Work instruction - Among the lines below, copy each one in which "into" appears.

Start of Source data

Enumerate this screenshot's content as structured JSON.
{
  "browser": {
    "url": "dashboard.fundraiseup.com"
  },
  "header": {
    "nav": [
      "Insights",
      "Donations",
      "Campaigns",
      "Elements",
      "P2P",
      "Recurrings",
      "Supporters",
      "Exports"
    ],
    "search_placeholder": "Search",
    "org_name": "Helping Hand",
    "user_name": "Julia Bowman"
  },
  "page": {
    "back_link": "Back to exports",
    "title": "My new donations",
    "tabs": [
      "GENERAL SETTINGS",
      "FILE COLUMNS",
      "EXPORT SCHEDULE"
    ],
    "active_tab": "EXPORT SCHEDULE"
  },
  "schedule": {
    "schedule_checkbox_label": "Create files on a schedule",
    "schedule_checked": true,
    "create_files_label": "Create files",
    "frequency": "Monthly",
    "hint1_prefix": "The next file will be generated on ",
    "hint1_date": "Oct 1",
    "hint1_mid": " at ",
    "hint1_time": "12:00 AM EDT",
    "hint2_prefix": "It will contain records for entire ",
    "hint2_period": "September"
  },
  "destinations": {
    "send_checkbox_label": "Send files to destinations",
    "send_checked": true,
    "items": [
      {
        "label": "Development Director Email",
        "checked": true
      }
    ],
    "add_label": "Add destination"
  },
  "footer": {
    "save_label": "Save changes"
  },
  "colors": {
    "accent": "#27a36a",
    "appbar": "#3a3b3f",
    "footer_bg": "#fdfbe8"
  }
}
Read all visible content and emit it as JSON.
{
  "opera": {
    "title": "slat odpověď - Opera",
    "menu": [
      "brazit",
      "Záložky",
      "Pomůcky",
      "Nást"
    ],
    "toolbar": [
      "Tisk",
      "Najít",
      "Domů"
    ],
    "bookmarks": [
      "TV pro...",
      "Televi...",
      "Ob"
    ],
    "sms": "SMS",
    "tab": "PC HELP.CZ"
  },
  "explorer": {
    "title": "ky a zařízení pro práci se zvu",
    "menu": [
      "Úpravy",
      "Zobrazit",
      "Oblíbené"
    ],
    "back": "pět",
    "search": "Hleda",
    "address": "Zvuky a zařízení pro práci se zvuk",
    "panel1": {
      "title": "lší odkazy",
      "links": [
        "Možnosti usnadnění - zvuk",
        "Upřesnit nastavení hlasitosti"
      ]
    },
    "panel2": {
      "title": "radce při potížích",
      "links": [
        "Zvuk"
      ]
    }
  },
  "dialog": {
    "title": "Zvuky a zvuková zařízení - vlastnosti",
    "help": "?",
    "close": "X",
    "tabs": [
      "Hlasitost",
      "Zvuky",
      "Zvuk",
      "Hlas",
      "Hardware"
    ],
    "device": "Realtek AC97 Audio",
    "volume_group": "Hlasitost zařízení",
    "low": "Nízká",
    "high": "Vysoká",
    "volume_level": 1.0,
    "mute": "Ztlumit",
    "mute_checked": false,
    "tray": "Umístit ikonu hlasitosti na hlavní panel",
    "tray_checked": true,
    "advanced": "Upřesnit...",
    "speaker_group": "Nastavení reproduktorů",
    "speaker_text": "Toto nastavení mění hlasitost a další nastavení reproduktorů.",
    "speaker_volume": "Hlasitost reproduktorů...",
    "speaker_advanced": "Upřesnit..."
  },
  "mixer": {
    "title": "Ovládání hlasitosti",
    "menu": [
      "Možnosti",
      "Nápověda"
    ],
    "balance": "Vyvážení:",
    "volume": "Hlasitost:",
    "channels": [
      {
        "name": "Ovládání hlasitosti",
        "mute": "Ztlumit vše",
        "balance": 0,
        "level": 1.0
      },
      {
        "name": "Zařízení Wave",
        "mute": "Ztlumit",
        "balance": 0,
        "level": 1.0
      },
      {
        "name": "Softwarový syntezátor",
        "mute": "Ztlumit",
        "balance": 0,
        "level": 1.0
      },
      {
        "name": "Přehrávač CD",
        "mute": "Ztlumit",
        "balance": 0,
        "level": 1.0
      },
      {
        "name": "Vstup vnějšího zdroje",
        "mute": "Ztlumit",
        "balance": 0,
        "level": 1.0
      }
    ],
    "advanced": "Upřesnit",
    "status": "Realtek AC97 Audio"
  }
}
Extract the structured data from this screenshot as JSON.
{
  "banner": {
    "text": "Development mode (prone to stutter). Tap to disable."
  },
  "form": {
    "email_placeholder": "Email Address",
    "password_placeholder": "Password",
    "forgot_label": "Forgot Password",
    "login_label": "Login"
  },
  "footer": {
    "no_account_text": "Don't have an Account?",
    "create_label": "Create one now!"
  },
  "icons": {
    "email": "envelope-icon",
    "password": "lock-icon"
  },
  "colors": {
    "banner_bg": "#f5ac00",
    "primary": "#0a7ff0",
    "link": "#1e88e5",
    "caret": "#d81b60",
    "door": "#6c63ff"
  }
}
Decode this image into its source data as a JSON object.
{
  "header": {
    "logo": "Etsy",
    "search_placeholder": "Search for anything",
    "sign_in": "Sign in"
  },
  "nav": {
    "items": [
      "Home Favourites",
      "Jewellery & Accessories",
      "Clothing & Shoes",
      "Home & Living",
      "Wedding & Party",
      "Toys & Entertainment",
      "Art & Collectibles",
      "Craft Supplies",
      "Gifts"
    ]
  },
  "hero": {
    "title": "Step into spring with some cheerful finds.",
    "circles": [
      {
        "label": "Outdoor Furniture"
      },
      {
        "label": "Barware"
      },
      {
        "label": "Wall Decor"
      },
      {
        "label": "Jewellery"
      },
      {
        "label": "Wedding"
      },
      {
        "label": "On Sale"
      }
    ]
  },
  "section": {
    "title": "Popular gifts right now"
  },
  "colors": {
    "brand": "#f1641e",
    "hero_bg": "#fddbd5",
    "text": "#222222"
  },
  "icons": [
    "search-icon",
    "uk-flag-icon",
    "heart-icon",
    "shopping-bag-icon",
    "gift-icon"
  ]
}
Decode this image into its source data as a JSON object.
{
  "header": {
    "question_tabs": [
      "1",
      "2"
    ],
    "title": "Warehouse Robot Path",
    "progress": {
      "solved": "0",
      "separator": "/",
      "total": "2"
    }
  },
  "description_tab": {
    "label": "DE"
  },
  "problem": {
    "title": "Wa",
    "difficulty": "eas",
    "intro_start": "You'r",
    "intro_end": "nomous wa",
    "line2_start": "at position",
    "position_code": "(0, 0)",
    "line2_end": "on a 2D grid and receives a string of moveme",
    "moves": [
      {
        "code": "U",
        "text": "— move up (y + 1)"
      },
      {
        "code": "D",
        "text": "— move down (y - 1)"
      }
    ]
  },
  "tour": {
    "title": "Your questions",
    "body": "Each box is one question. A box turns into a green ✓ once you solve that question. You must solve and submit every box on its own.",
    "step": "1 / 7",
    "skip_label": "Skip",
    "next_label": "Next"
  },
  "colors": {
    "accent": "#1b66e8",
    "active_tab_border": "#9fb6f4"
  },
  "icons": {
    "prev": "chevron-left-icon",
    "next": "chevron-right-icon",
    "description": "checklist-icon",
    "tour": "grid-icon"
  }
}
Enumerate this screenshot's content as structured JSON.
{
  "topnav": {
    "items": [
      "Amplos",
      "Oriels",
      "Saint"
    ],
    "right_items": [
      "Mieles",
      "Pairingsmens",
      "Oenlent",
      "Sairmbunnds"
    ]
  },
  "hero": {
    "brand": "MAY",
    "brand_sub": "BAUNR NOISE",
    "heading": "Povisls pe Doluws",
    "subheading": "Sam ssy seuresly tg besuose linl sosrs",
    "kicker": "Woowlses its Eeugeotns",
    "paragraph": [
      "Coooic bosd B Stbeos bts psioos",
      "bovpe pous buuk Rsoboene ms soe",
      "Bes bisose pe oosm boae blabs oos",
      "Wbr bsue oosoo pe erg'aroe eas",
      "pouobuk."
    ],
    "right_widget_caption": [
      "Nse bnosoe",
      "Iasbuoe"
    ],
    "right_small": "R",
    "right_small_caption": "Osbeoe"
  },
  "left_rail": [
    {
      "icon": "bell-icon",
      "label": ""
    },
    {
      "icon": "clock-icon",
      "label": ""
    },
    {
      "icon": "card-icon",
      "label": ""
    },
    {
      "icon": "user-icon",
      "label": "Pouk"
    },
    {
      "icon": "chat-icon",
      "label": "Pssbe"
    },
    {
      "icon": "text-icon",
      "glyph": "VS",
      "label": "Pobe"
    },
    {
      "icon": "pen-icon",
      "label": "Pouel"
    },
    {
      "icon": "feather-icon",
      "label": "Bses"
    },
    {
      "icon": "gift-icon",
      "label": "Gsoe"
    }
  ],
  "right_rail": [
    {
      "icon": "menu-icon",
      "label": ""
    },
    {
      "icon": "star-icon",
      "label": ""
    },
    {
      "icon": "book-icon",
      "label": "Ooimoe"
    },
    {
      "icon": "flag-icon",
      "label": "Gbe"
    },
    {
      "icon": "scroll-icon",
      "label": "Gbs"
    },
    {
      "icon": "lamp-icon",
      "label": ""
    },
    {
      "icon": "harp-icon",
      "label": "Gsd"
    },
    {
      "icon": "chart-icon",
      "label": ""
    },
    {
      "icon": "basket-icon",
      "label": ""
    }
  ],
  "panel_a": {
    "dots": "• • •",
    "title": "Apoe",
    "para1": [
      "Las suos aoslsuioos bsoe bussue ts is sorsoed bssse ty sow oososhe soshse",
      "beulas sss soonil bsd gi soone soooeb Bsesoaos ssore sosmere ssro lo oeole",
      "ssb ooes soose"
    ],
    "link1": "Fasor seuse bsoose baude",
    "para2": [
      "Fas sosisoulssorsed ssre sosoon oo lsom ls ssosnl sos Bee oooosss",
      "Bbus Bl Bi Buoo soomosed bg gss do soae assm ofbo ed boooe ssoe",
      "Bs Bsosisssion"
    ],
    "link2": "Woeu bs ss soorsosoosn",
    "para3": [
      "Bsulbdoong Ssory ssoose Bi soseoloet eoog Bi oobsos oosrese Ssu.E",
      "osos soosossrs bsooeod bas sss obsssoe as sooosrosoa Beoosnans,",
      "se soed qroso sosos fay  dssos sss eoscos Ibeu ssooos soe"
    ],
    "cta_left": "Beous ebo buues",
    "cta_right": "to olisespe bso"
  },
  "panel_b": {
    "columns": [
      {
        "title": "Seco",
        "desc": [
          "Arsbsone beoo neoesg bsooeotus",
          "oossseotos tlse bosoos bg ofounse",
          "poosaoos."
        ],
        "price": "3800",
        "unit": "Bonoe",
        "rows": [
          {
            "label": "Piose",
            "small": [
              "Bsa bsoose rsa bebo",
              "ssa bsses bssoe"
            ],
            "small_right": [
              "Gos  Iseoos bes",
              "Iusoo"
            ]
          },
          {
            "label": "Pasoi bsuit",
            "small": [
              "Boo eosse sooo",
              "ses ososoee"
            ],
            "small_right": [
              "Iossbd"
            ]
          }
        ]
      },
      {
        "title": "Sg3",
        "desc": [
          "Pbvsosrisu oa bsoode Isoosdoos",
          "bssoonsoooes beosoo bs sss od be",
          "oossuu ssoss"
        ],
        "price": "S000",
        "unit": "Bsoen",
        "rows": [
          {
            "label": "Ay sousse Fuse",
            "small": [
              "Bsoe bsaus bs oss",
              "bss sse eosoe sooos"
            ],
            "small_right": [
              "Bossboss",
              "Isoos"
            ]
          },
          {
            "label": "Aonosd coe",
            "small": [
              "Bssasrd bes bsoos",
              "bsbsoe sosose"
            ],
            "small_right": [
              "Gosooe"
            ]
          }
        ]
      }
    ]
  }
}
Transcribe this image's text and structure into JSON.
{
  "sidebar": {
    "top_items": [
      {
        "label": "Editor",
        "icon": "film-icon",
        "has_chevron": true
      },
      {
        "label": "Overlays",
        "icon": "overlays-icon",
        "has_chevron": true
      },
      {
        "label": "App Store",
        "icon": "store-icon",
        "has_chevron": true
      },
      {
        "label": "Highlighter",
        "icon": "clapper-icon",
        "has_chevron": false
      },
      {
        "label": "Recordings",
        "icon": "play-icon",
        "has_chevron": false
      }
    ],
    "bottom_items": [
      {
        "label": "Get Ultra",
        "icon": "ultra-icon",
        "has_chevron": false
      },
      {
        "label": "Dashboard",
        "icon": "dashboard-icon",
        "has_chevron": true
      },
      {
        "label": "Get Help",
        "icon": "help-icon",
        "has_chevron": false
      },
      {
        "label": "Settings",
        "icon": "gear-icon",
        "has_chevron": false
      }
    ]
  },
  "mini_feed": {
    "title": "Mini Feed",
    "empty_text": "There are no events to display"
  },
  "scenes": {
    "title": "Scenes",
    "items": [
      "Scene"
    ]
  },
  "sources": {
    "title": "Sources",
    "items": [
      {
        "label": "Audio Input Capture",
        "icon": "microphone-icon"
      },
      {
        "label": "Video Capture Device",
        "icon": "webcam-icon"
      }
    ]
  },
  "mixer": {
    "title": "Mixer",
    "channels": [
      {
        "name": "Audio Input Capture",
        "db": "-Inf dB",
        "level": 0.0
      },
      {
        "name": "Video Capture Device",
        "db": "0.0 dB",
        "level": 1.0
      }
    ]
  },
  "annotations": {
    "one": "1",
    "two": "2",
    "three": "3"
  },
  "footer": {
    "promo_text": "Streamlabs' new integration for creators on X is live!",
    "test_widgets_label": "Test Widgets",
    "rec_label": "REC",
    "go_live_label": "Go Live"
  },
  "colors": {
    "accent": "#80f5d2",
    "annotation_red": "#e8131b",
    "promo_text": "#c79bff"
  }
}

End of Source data

Task answer -
Decode this image into its source data as a JSON object.
    "title": "Step into spring with some cheerful finds.",
Decode this image into its source data as a JSON object.
    "body": "Each box is one question. A box turns into a green ✓ once you solve that question. You must solve and submit every box on its own.",
Transcribe this image's text and structure into JSON.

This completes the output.